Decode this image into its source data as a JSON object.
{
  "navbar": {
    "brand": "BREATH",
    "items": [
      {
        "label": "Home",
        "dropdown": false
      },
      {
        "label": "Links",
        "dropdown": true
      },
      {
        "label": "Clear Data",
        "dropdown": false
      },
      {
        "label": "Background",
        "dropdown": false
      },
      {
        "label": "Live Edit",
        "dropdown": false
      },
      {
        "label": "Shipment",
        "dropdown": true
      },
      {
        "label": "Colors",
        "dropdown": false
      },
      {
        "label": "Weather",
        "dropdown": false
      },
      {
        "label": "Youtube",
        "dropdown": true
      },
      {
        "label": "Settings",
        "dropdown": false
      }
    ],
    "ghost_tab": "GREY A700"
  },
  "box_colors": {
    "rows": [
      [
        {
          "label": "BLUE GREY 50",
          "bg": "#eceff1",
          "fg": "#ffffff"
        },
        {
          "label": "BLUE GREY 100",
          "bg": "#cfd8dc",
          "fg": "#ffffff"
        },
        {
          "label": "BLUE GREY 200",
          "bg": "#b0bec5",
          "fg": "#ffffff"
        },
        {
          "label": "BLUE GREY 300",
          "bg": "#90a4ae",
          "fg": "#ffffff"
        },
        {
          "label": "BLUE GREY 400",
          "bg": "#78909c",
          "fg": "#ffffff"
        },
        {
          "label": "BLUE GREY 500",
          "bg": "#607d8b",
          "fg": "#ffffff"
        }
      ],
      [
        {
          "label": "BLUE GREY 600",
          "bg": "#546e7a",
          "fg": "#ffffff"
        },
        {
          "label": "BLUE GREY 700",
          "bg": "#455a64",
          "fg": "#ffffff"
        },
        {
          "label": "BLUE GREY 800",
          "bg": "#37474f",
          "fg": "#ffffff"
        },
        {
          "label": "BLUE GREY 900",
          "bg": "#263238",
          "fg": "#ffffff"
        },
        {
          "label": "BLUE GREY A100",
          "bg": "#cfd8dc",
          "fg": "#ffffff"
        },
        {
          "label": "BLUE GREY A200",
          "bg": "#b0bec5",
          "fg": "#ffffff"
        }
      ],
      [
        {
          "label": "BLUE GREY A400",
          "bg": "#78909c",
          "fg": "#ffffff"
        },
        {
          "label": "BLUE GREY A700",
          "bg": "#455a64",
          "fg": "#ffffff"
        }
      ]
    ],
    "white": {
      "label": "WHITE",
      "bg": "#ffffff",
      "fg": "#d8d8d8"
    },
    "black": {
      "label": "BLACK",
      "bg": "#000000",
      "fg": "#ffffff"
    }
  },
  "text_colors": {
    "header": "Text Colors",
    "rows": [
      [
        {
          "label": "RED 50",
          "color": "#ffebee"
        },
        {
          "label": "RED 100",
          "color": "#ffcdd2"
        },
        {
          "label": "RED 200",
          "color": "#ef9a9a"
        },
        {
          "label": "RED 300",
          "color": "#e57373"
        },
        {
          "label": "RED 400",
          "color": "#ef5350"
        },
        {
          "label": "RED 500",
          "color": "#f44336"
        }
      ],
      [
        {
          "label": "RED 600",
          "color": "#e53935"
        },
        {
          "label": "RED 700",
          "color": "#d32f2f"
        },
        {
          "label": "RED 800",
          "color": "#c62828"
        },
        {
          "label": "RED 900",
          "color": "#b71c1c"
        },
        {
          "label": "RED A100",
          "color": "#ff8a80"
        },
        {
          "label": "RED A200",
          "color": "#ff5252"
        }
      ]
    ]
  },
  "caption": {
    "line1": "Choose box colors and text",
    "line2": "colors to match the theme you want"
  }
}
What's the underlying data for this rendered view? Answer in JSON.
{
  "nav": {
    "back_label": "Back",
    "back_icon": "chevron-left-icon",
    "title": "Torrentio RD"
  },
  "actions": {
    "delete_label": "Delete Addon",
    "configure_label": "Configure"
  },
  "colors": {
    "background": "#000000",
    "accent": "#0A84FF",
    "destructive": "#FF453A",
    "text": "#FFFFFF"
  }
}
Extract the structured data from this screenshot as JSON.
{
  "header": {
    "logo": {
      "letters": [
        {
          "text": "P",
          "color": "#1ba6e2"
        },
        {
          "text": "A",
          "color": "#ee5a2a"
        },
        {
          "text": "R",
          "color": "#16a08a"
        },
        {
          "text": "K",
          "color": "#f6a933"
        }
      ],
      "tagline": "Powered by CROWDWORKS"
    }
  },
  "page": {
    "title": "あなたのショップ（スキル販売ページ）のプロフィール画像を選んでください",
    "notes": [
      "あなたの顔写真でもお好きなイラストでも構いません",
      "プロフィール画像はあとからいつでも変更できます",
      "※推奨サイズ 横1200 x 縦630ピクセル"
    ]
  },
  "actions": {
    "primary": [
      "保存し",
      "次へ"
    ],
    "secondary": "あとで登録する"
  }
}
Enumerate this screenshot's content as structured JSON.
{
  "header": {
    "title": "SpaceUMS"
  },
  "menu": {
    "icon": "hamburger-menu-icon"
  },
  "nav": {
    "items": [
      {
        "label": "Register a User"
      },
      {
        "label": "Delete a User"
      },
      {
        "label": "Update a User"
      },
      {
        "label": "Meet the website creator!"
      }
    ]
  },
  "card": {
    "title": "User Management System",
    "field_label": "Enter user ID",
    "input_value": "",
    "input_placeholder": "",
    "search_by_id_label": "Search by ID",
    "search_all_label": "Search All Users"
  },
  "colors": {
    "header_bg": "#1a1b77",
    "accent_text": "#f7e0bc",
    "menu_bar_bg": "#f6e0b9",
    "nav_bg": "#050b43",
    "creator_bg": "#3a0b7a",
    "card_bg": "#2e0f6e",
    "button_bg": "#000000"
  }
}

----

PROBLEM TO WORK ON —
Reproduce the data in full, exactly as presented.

SOLUTION —
Decode this image into its source data as a JSON object.
{
  "navbar": {
    "brand": "BREATH",
    "items": [
      {
        "label": "Home",
        "dropdown": false
      },
      {
        "label": "Links",
        "dropdown": true
      },
      {
        "label": "Clear Data",
        "dropdown": false
      },
      {
        "label": "Background",
        "dropdown": false
      },
      {
        "label": "Live Edit",
        "dropdown": false
      },
      {
        "label": "Shipment",
        "dropdown": true
      },
      {
        "label": "Colors",
        "dropdown": false
      },
      {
        "label": "Weather",
        "dropdown": false
      },
      {
        "label": "Youtube",
        "dropdown": true
      },
      {
        "label": "Settings",
        "dropdown": false
      }
    ],
    "ghost_tab": "GREY A700"
  },
  "box_colors": {
    "rows": [
      [
        {
          "label": "BLUE GREY 50",
          "bg": "#eceff1",
          "fg": "#ffffff"
        },
        {
          "label": "BLUE GREY 100",
          "bg": "#cfd8dc",
          "fg": "#ffffff"
        },
        {
          "label": "BLUE GREY 200",
          "bg": "#b0bec5",
          "fg": "#ffffff"
        },
        {
          "label": "BLUE GREY 300",
          "bg": "#90a4ae",
          "fg": "#ffffff"
        },
        {
          "label": "BLUE GREY 400",
          "bg": "#78909c",
          "fg": "#ffffff"
        },
        {
          "label": "BLUE GREY 500",
          "bg": "#607d8b",
          "fg": "#ffffff"
        }
      ],
      [
        {
          "label": "BLUE GREY 600",
          "bg": "#546e7a",
          "fg": "#ffffff"
        },
        {
          "label": "BLUE GREY 700",
          "bg": "#455a64",
          "fg": "#ffffff"
        },
        {
          "label": "BLUE GREY 800",
          "bg": "#37474f",
          "fg": "#ffffff"
        },
        {
          "label": "BLUE GREY 900",
          "bg": "#263238",
          "fg": "#ffffff"
        },
        {
          "label": "BLUE GREY A100",
          "bg": "#cfd8dc",
          "fg": "#ffffff"
        },
        {
          "label": "BLUE GREY A200",
          "bg": "#b0bec5",
          "fg": "#ffffff"
        }
      ],
      [
        {
          "label": "BLUE GREY A400",
          "bg": "#78909c",
          "fg": "#ffffff"
        },
        {
          "label": "BLUE GREY A700",
          "bg": "#455a64",
          "fg": "#ffffff"
        }
      ]
    ],
    "white": {
      "label": "WHITE",
      "bg": "#ffffff",
      "fg": "#d8d8d8"
    },
    "black": {
      "label": "BLACK",
      "bg": "#000000",
      "fg": "#ffffff"
    }
  },
  "text_colors": {
    "header": "Text Colors",
    "rows": [
      [
        {
          "label": "RED 50",
          "color": "#ffebee"
        },
        {
          "label": "RED 100",
          "color": "#ffcdd2"
        },
        {
          "label": "RED 200",
          "color": "#ef9a9a"
        },
        {
          "label": "RED 300",
          "color": "#e57373"
        },
        {
          "label": "RED 400",
          "color": "#ef5350"
        },
        {
          "label": "RED 500",
          "color": "#f44336"
        }
      ],
      [
        {
          "label": "RED 600",
          "color": "#e53935"
        },
        {
          "label": "RED 700",
          "color": "#d32f2f"
        },
        {
          "label": "RED 800",
          "color": "#c62828"
        },
        {
          "label": "RED 900",
          "color": "#b71c1c"
        },
        {
          "label": "RED A100",
          "color": "#ff8a80"
        },
        {
          "label": "RED A200",
          "color": "#ff5252"
        }
      ]
    ]
  },
  "caption": {
    "line1": "Choose box colors and text",
    "line2": "colors to match the theme you want"
  }
}
What's the underlying data for this rendered view? Answer in JSON.
{
  "nav": {
    "back_label": "Back",
    "back_icon": "chevron-left-icon",
    "title": "Torrentio RD"
  },
  "actions": {
    "delete_label": "Delete Addon",
    "configure_label": "Configure"
  },
  "colors": {
    "background": "#000000",
    "accent": "#0A84FF",
    "destructive": "#FF453A",
    "text": "#FFFFFF"
  }
}
Extract the structured data from this screenshot as JSON.
{
  "header": {
    "logo": {
      "letters": [
        {
          "text": "P",
          "color": "#1ba6e2"
        },
        {
          "text": "A",
          "color": "#ee5a2a"
        },
        {
          "text": "R",
          "color": "#16a08a"
        },
        {
          "text": "K",
          "color": "#f6a933"
        }
      ],
      "tagline": "Powered by CROWDWORKS"
    }
  },
  "page": {
    "title": "あなたのショップ（スキル販売ページ）のプロフィール画像を選んでください",
    "notes": [
      "あなたの顔写真でもお好きなイラストでも構いません",
      "プロフィール画像はあとからいつでも変更できます",
      "※推奨サイズ 横1200 x 縦630ピクセル"
    ]
  },
  "actions": {
    "primary": [
      "保存し",
      "次へ"
    ],
    "secondary": "あとで登録する"
  }
}
Enumerate this screenshot's content as structured JSON.
{
  "header": {
    "title": "SpaceUMS"
  },
  "menu": {
    "icon": "hamburger-menu-icon"
  },
  "nav": {
    "items": [
      {
        "label": "Register a User"
      },
      {
        "label": "Delete a User"
      },
      {
        "label": "Update a User"
      },
      {
        "label": "Meet the website creator!"
      }
    ]
  },
  "card": {
    "title": "User Management System",
    "field_label": "Enter user ID",
    "input_value": "",
    "input_placeholder": "",
    "search_by_id_label": "Search by ID",
    "search_all_label": "Search All Users"
  },
  "colors": {
    "header_bg": "#1a1b77",
    "accent_text": "#f7e0bc",
    "menu_bar_bg": "#f6e0b9",
    "nav_bg": "#050b43",
    "creator_bg": "#3a0b7a",
    "card_bg": "#2e0f6e",
    "button_bg": "#000000"
  }
}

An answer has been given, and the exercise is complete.